You’ve no doubt heard of the controversy surrounding vaccines and autism, and perhaps wondered if there’s any truth to the idea that childhood vaccines either cause autism or are somehow implicated in the onset of childhood autism.
Rest assured there is no credible evidence that vaccines are linked to autism and there is plenty of evidence that the benefits of vaccines far outweigh any negative side effects. But how we got to this point is an interesting story.
In 1998, one of the most prestigious medical journals in the world, the Lancet, published a study linking the MMR vaccine to autism. The study was based on a small sample of children and touched off a global hysteria that persists today, as millions of parents heard about the rising number of kids with autism and didn’t vaccinate their kids in the hopes of preventing autism in their own families.

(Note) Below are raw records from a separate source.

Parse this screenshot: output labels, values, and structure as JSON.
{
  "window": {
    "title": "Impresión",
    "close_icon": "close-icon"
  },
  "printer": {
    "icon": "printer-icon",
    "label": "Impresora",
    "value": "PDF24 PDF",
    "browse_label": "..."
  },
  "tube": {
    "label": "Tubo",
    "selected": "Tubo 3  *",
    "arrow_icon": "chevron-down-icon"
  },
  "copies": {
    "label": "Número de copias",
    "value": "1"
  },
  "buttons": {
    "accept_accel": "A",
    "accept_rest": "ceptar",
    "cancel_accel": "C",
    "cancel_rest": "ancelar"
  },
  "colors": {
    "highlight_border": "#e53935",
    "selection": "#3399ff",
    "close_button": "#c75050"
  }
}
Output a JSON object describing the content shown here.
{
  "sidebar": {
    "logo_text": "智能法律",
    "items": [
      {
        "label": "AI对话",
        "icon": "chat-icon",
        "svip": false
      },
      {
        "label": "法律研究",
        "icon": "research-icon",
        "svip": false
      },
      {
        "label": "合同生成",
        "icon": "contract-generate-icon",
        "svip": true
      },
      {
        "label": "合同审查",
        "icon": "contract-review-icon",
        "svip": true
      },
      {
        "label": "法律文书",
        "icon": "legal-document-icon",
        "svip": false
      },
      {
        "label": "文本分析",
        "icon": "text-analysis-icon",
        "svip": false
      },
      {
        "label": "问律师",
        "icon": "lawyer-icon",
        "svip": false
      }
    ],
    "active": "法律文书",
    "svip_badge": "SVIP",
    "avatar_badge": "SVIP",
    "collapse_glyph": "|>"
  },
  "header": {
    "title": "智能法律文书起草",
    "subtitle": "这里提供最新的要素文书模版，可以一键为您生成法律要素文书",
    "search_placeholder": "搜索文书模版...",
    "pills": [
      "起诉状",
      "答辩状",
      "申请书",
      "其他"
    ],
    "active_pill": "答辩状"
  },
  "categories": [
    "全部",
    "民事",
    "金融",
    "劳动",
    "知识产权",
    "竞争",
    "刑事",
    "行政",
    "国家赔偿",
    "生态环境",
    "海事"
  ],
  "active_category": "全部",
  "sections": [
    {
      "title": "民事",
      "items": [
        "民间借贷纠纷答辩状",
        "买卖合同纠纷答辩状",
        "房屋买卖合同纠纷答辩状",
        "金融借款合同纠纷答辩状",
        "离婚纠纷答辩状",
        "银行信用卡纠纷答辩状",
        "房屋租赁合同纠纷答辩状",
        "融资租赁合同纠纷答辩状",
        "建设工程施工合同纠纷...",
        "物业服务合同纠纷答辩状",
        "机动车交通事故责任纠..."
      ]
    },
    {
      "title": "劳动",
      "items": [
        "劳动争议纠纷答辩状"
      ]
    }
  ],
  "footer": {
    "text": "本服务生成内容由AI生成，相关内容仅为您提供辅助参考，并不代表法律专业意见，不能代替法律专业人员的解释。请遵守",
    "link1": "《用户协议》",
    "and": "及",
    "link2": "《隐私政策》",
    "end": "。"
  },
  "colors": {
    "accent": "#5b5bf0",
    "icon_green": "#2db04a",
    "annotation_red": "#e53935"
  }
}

What many people didn’t realize in the subsequent years of controversy and finger-pointing was that the original study was retracted completely and its lead researcher, Andrew Wakefield, was totally discredited. Evidence came to light that Wakefield had a serious conflict of interest, interfered with his own study results, and no other researcher has ever been able to replicate his findings, despite a global effort to do so. In the end, Wakefield’s medical license was suspended and his findings are now considered a total sham.
Although this study was debunked, the fallout from Wakefield’s fraud has continued. Over the past decade, declining rates of immunization have led to a spike in outbreaks of measles, mumps and pertussis (whooping cough) that had been relatively uncommon. This is attributed solely to parents avoiding vaccination for their children and a breakdown in herd immunity.
Herd immunity (also called community immunity) is the term used to describe when enough members of a community are protected from a disease so that an outbreak would be limited and short-lived. Herd immunity ensures that if one person gets the measles, for instance, enough people around the patient are protected from the virus, which will die out on its own.
The autism vaccination fraud has been called “the most damaging medical hoax of the last 100 years.” A thorough review of scientific evidence on vaccines and medical records following vaccinations found vaccines to be safe. Likewise, serious health issues following vaccinations were rare. In spite of the scientific evidence, celebrities and self-appointed “experts” continue to stir up fears and conspiracy theories.
For instance, today some parents worry whether a preservative called thimerosal may actually be linked to developmental problems, even though thimerosal was never used in the MMR vaccine. The material was removed as a precaution, even though no study ever linked it to autism.
If you are concerned about vaccination safety, take the time to learn about the consequences of failing to vaccinate your child and talk to a pediatrician about your concerns. Vaccination is important to the health of your family as well as your community.
Reviewed by Dr. Sara Connolly, February 2019
- There is plenty of evidence that the benefits of vaccines far outweigh any negative side effects.
- Over the past decade, declining rates of immunization have led to a spike in outbreaks of measles, mumps and pertussis (whooping cough) that had been relatively uncommon.
- Celebrities and self-appointed “experts” continue to stir up fears and conspiracy theories.